* _EXERCISE DETAILS_
Listed below are entries; give the number of lines among them that include "between", and only that number.

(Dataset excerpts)
++++++
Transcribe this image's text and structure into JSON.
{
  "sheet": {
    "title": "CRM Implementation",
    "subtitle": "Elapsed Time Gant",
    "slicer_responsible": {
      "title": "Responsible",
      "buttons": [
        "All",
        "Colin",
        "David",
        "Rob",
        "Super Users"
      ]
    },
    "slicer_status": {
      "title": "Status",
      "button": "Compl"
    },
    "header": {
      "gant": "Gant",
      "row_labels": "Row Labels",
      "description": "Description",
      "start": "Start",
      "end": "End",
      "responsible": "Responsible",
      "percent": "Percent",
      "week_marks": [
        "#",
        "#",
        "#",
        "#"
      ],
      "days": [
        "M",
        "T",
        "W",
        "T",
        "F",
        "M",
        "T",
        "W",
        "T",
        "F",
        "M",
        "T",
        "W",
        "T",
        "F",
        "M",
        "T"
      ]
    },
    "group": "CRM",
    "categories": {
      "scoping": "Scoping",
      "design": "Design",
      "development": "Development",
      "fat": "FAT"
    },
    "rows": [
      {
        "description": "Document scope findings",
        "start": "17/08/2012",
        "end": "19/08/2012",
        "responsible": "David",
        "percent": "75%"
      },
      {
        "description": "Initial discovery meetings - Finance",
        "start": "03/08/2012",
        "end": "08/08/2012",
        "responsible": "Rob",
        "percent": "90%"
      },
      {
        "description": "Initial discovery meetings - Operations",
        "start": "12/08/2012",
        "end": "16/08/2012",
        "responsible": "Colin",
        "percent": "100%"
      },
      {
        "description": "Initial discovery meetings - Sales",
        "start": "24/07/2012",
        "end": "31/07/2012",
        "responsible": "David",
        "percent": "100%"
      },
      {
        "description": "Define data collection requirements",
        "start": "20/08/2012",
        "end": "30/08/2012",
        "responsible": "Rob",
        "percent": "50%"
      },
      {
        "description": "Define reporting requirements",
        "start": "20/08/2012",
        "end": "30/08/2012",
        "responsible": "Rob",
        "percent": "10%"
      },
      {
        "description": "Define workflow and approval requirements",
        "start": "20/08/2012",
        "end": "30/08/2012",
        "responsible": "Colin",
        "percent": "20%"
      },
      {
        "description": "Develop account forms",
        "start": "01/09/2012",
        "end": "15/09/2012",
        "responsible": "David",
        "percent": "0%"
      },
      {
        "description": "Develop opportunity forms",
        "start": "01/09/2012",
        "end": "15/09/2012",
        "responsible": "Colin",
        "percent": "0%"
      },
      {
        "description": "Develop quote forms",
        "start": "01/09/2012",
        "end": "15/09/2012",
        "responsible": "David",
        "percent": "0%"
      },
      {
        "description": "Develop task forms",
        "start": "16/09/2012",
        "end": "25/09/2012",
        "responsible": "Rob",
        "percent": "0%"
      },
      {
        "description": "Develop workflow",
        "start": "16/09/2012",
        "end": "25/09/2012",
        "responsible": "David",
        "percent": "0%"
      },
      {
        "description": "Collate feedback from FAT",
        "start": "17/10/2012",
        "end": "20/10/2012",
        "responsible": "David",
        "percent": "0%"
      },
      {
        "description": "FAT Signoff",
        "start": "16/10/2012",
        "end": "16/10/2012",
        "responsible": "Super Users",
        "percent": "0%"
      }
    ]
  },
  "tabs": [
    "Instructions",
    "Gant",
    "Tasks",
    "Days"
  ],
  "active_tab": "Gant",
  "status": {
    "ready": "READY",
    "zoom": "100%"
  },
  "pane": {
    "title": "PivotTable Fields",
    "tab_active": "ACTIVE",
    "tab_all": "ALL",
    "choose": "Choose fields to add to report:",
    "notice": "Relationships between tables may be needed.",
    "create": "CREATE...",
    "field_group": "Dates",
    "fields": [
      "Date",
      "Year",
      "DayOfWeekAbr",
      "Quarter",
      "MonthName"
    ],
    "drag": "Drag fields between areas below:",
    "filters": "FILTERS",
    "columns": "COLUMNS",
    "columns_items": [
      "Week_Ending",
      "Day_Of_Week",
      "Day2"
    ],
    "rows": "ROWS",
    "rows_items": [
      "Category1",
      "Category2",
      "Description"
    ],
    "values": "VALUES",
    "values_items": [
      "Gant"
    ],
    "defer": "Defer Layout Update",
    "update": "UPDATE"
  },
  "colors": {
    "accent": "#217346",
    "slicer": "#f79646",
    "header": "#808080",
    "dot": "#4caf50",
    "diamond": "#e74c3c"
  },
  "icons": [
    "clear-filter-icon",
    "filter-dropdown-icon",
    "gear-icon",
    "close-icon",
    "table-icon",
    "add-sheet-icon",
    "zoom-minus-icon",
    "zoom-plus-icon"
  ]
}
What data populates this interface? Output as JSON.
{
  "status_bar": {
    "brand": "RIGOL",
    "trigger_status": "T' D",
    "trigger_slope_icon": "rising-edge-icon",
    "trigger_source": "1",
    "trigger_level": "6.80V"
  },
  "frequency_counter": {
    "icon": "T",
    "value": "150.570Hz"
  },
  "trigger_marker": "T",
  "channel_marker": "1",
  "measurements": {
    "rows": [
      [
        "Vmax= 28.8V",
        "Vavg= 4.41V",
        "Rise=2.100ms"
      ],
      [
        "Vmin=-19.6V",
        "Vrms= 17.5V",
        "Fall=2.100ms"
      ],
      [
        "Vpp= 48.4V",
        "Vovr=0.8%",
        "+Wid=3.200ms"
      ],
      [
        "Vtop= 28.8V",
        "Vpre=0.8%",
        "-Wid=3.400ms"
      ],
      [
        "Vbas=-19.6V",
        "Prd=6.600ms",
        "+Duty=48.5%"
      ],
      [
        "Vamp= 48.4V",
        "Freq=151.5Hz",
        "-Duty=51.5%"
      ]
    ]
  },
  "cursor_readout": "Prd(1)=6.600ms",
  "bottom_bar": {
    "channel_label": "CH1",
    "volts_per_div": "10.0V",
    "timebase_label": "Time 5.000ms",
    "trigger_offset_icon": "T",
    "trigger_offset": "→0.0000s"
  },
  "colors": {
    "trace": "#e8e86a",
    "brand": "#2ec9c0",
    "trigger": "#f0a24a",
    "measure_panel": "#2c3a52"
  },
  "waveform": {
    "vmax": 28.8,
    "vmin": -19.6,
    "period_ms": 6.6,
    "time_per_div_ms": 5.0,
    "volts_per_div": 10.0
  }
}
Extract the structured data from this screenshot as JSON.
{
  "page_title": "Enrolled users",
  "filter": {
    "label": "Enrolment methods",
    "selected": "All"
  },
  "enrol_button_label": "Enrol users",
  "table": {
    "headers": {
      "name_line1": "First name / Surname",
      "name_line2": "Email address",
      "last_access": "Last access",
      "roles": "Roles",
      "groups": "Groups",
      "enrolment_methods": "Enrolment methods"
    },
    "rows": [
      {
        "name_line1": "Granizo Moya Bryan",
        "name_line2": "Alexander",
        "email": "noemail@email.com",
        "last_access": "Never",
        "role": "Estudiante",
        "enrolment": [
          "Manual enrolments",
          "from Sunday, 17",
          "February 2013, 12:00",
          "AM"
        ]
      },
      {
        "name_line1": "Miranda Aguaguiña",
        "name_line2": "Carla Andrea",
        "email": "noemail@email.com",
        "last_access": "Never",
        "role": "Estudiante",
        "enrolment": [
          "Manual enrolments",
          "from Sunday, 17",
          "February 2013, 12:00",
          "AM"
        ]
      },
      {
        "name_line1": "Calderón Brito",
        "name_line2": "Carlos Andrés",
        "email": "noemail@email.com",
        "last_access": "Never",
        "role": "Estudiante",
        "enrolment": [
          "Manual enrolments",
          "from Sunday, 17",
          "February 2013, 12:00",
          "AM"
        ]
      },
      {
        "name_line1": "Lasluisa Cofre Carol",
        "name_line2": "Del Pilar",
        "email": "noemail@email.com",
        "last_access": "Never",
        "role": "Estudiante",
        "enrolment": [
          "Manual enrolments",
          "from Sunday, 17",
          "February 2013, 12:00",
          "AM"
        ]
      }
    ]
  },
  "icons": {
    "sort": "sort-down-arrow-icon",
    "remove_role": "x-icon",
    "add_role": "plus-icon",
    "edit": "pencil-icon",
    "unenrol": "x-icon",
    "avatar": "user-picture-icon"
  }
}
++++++
* _RESPONSE TO THIS EXERCISE_
2